Windows Performance

Change Virtual Memory Settings to speed up Windows

Virtual memory for your computer is hard drive space used by Windows when it fills up the physical RAM.
When your system runs low on RAM because an application like Firefox is taking too much memory, Windows moves the least used “pages” of memory out to a hidden file named pagefile.sys in the root of one of your drives to free up more RAM for the applications you are actually using. What this actually means to you is that if you’ve had an application minimized for a while, and you are heavily using other applications, Windows is going to move some of the memory from the minimized application to the pagefile since it’s not being accessed recently. This can often cause restoring that application to take a little longer, and your hard drive may grind for a bit.

If you want to take a look at your own pagefile settings, launch sysdm.cpl from the Start menu search or run box (Win+R) and navigate to Advanced –> Settings –> Advanced –> Change.

By default, Windows uses the boot partition (the partition that contains your operating system files) and it is recommended to set the size of the paging file to 1.5 times the amount of RAM that you have.

To change the virtual memory settings, go to “Start”, “Control Panel” and click on “System”. Click on the “Advanced tab” and under the “Performance” box, click “Settings”. In Windows 7, you’ll need to click on “Advanced System Settings” on the left side to bring up the “System Properties” dialog.

On the “Performance” dialog, click the “Advanced” tab and then click “Change” under the “Virtual Memory” heading.

Now you’ll see the Virtual Memory settings as shown below. In Windows 7 and higher, the “Automatically manage paging file size for all drives” box is checked by default.

To get the best performance it is best to create a paging file on a different partition than the boot partition (the drive that contains that operating system, which is usually the C drive) and to also create it on a separate hard drive. In this way, Windows can handle more I/O requests because the paging file will not have to compete with the system folder that needs to be constantly accessed as Windows runs.

Set the initial and maximum sizes for paging file to the same number to reduce fragmentation of the paging file.

Create paging file on the boot partition and set the initial and maximum sizes to 1.5 times the amount of RAM you have.

 

Windows services which are safe to disable?

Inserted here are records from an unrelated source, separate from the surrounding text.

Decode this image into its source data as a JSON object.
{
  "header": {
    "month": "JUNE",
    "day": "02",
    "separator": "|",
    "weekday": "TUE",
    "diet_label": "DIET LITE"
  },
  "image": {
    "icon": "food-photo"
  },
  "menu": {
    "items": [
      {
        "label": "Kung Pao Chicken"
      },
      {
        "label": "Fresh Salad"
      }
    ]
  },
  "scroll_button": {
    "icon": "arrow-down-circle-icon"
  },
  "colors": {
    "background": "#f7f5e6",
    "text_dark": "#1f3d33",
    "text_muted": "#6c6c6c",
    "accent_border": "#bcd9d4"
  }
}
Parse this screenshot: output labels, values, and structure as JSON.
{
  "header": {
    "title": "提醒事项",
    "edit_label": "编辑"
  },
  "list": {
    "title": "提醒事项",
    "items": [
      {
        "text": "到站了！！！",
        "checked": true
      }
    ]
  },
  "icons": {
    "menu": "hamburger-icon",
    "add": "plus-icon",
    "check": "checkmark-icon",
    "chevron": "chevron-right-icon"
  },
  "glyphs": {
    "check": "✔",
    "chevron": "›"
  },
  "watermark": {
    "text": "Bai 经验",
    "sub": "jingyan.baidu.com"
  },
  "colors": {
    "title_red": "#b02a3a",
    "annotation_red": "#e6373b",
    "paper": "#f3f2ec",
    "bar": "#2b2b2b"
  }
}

  • Print Spooler – if you don’t use a printer or print-to-PDF
  • Remote Registry – it’s not usually running by default, but you can disable it for safety

Leave a Reply

Your email address will not be published.